In the world of Open Source, we have “The Four Freedoms”. They bear consideration and are as follows.
A program is “free software” if the program’s users have the four essential freedoms:
- The freedom to run the program as you wish, for any purpose.
- The freedom to study how the program works, and change it so it does your computing as you wish. Access to the source code is a precondition for this.
- The freedom to redistribute copies so you can help your neighbor.
- The freedom to distribute copies of your modified versions to others. By doing this you can give the whole community a chance to benefit from your changes. Access to the source code is a precondition for this.
If software is licensed in a way that does not provide these four freedoms, then it is categorized as nonfree or proprietary.
By definition then, for free software to be ‘free’, there can be no restrictions on who uses it or what they use it for. Can you block people from using your free software?
But in the AI world, should there be an equivalent? A set of AI Ethics Principles, perhaps? One could argue that AI, like open-source software, should be developed with certain 'freedoms', but also with an awareness of its potential impact. Perhaps, given the way in which the Open Source community is embracing AI development, those four freedoms are sufficient. And what if those freedoms aren't sufficient for Open Source, perhaps they aren't sufficient for AI development either.
The idea of an AI Hippocratic Oath has been floated – a commitment to 'do no harm'. But the complexity lies in the interpretation and enforcement of such an oath.
This has led to the creation of a new license called “The Hippocratic License” which, like the medical oath to which it alludes, begins by saying that the software being developed must, above all, do no harm. If we adhere to the Four Freedoms, the resulting software would then be nonfree. As with my openssl question, it’s just not that simple since the initial user of the free software may themselves not be causing harm, but how many levels deep in the distribution of that software do you need to go before you discover that harm is being done.

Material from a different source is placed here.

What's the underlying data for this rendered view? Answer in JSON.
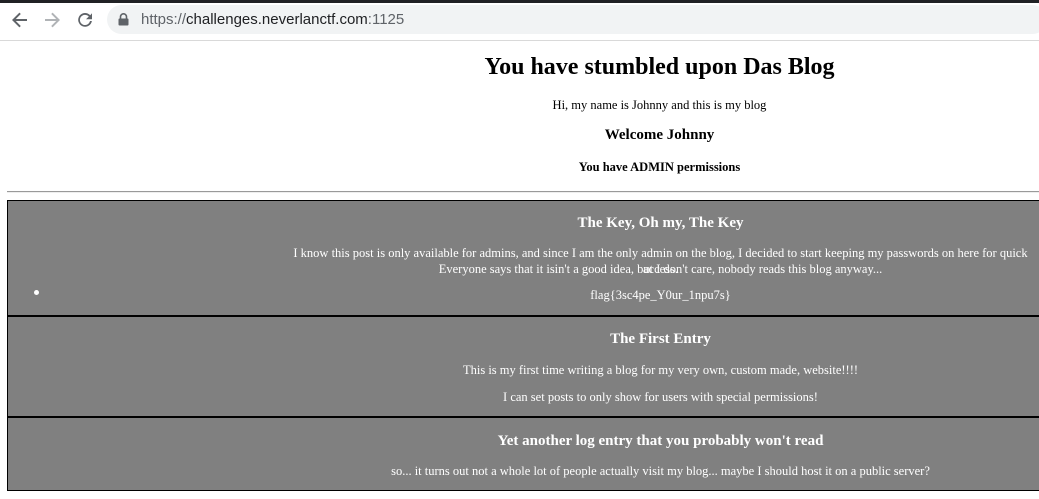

There are no easy answers and plenty of questions. Perhaps the first to ask is, “Is it time to rethink what ‘free’ means?” Feel free to weigh in with your comments.